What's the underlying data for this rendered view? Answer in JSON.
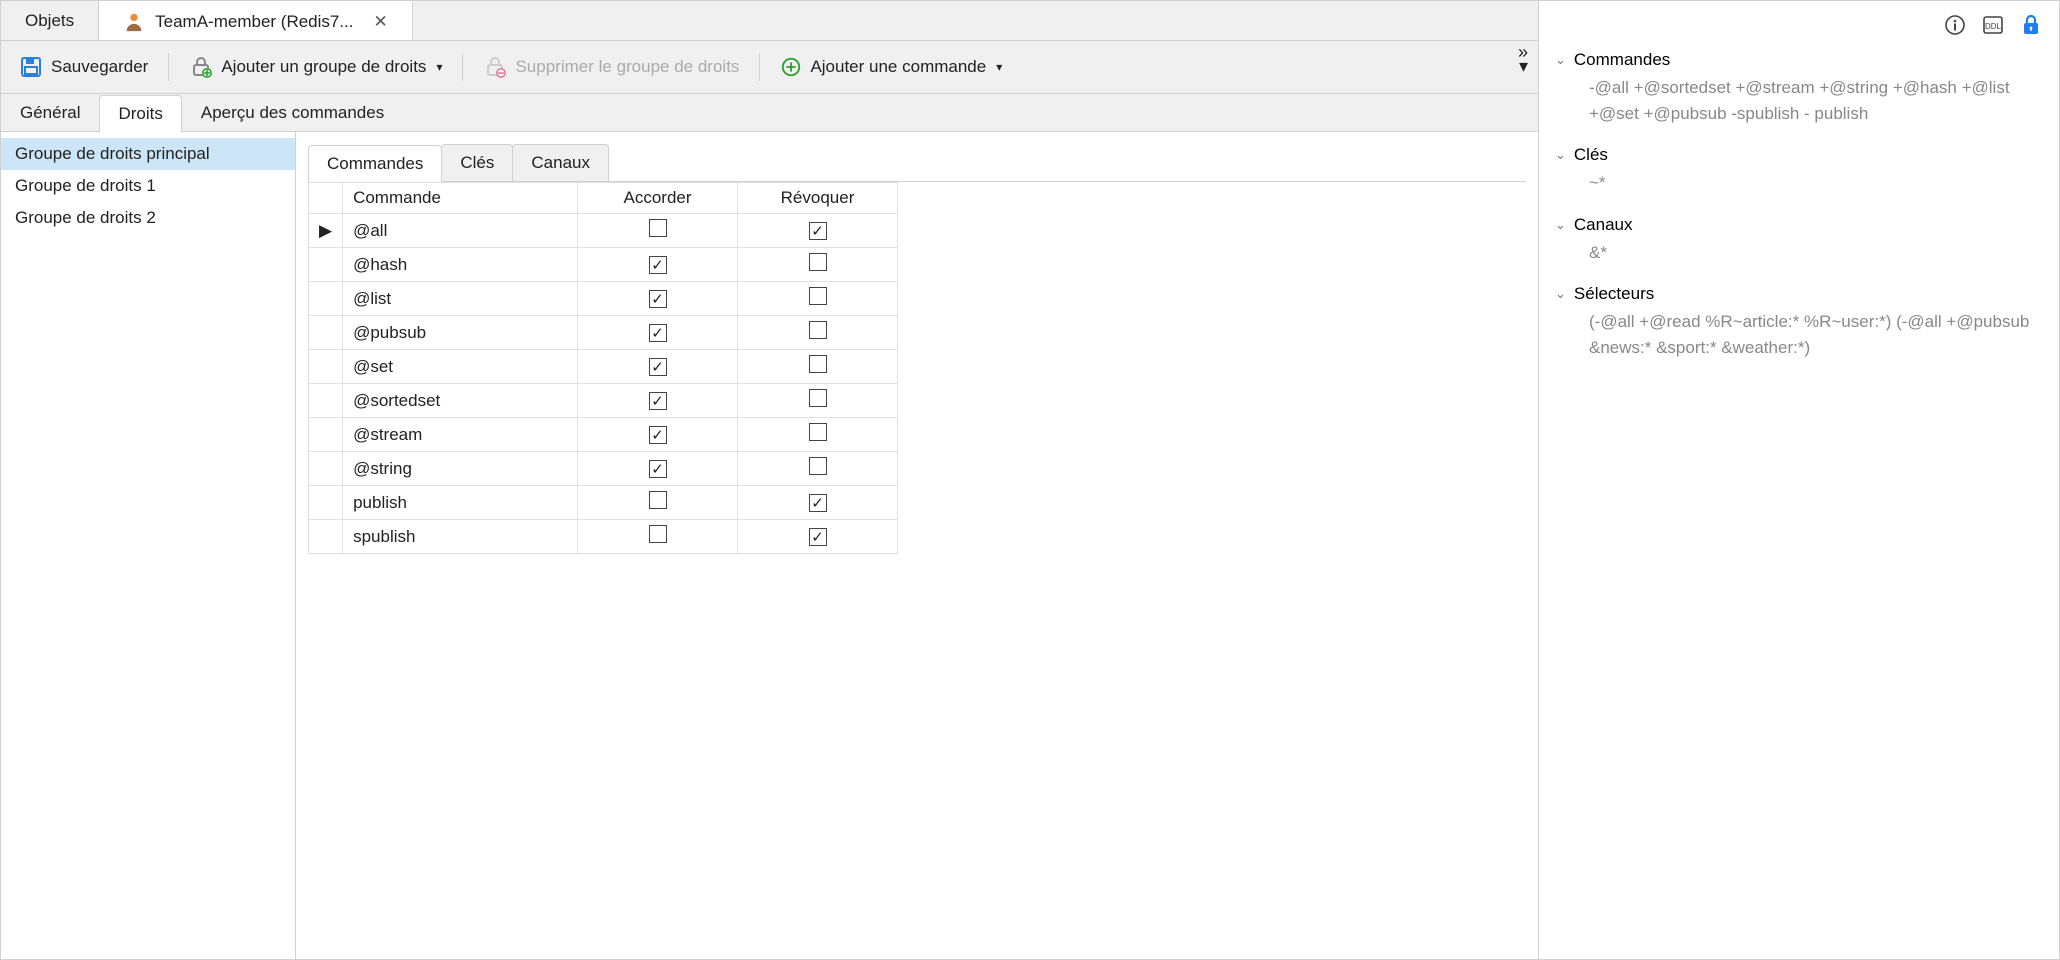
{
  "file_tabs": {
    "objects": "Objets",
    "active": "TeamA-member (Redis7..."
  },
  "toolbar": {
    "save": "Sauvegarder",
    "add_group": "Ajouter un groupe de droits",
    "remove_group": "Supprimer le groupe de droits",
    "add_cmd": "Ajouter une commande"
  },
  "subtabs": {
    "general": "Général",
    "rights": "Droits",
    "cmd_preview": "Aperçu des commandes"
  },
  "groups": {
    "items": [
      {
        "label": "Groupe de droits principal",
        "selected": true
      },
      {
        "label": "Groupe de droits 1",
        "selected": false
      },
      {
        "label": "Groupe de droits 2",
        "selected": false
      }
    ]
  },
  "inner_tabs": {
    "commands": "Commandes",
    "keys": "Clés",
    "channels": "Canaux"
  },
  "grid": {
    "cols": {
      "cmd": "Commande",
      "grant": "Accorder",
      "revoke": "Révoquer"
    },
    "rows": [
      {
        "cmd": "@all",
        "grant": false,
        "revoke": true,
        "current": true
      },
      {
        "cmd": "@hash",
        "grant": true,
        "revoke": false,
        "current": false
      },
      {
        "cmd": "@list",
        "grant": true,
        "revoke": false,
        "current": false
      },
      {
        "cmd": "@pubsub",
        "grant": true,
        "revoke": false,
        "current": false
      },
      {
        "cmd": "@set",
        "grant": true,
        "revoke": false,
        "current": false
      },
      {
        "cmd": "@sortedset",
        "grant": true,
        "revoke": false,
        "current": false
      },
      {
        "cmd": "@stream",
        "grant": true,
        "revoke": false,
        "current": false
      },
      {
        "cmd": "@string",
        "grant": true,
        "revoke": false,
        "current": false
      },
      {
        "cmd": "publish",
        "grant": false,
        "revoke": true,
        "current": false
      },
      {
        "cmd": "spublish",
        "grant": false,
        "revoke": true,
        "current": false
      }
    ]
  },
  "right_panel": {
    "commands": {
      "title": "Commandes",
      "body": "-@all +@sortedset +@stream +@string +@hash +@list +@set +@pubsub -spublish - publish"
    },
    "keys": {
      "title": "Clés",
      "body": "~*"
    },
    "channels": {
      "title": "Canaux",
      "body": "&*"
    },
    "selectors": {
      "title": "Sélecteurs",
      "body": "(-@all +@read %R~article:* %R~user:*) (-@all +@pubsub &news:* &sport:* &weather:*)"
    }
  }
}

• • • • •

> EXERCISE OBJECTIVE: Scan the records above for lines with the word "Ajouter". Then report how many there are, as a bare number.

> EXERCISE RESULT: 2